Howard did a study based on the vast spectrum of soft drinks available in the refrigerator cases of grocery stores in Lansing, Mich., recording 987 varieties and tracing each back to its corporate owner.
As a fervent believer in the power of graphics to tell a tale, Howard created an eye-popping series of atom-shaped images to represent all the various beverages, spun out like electrons from the nuclei of corporate owners.
I wasn't surprised by the size of Coke (42.8 percent market share) and Pepsi (31.1 percent) and their myriad products, but it was interesting to see how Dr Pepper/Snapple (15 percent) has snapped up many lesser-known drinks or ones that have fallen out of popular favor.
Of course the "Dr." is in, along with ever-effervescent 7 Up and an orchard of Snapples. But the corporate structure also includes ginger ale (Vernor's and Canada Dry), Schweppes Tonic Water and my childhood favorite, Squirt.
In the grand constellation of drinks, a few companies are fairly straightforward. Red Bull is a mini-molecule, offering only Red Bull, regular and sugar-free. Many of the drinks are new to me: What is Purple Kid Water? That sounds like a scary diaper incident.
Howard's research, which he conducted with Kirk Goldsberry of Michigan State and Chris Duvall of New Mexico State, can be found here.
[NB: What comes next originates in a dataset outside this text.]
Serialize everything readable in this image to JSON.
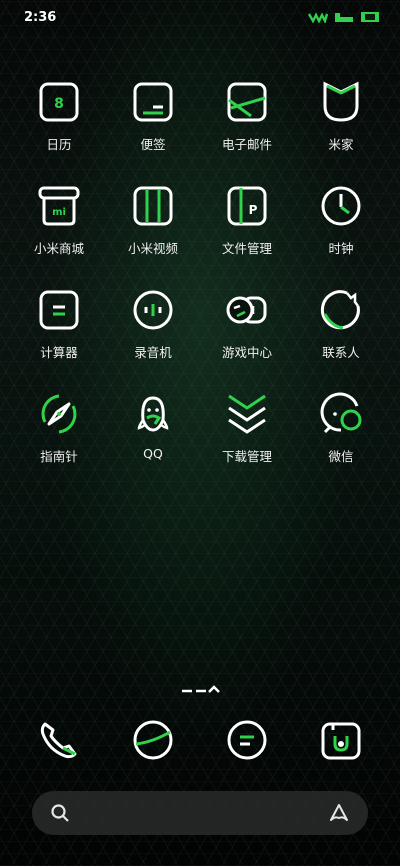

While you're there, click to download the PDF of the graphic to see the sprawling scale and minute detail.